Éclatement 1 opens with a powerful five-part chord played staccato, which explodes into smaller chords and single notes of different durations and descending volumes and then falls calm - only to explode again suddenly in firework-like eruptions that go on and on. The contrast with the static Éclatement 2 is great. Each of the thirteen movements has its own basic character, and the whole work can be experienced as a huge ‘mobile', where every single note and rest has its place and plays its role in a sonically differentiated and extremely complex structure in balance. Where time and space become one.

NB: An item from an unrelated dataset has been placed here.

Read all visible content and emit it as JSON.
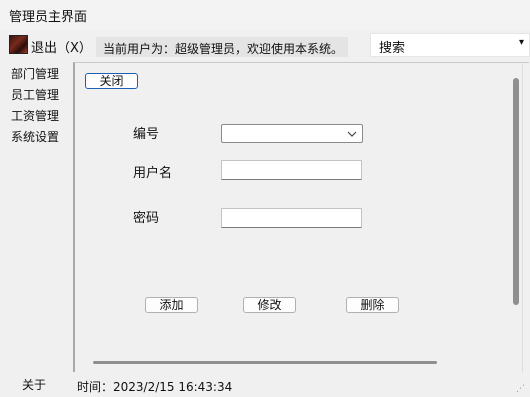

In general it is worth comparing it with tendencies in contemporary visual art. Gunnar Berg's music - and his graphics - recall the dissolution of the picture into points and the constructivist-abstract formal worlds. The Asger Jorn expert Troels Andersen thinks that Gunnar Berg's graphics belong in a tradition that is primarily demarcated by Paul Klee: \\Whereas Klee drew parallels with the musical and worked with concepts like measure and rhythm, Gunnar Berg goes the opposite way. His drawings are the graphic expression of the musician's and the composer's conceptual world and as such are unique.\\
Jens Rossel, 2007\\\